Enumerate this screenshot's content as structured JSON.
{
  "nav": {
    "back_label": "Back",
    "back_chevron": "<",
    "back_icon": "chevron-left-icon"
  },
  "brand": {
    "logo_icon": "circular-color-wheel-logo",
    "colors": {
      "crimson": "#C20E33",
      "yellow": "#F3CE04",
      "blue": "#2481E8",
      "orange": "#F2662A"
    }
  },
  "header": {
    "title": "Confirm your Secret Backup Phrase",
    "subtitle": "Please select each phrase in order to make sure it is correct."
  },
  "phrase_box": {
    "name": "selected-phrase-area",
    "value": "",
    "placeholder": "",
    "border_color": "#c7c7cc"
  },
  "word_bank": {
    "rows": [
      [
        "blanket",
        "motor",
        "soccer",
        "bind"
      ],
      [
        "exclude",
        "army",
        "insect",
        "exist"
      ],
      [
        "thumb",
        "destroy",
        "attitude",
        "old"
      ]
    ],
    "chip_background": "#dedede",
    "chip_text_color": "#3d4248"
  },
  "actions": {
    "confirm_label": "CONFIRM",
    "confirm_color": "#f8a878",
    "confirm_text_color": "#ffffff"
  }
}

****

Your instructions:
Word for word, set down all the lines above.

Answer area:
Enumerate this screenshot's content as structured JSON.
{
  "nav": {
    "back_label": "Back",
    "back_chevron": "<",
    "back_icon": "chevron-left-icon"
  },
  "brand": {
    "logo_icon": "circular-color-wheel-logo",
    "colors": {
      "crimson": "#C20E33",
      "yellow": "#F3CE04",
      "blue": "#2481E8",
      "orange": "#F2662A"
    }
  },
  "header": {
    "title": "Confirm your Secret Backup Phrase",
    "subtitle": "Please select each phrase in order to make sure it is correct."
  },
  "phrase_box": {
    "name": "selected-phrase-area",
    "value": "",
    "placeholder": "",
    "border_color": "#c7c7cc"
  },
  "word_bank": {
    "rows": [
      [
        "blanket",
        "motor",
        "soccer",
        "bind"
      ],
      [
        "exclude",
        "army",
        "insect",
        "exist"
      ],
      [
        "thumb",
        "destroy",
        "attitude",
        "old"
      ]
    ],
    "chip_background": "#dedede",
    "chip_text_color": "#3d4248"
  },
  "actions": {
    "confirm_label": "CONFIRM",
    "confirm_color": "#f8a878",
    "confirm_text_color": "#ffffff"
  }
}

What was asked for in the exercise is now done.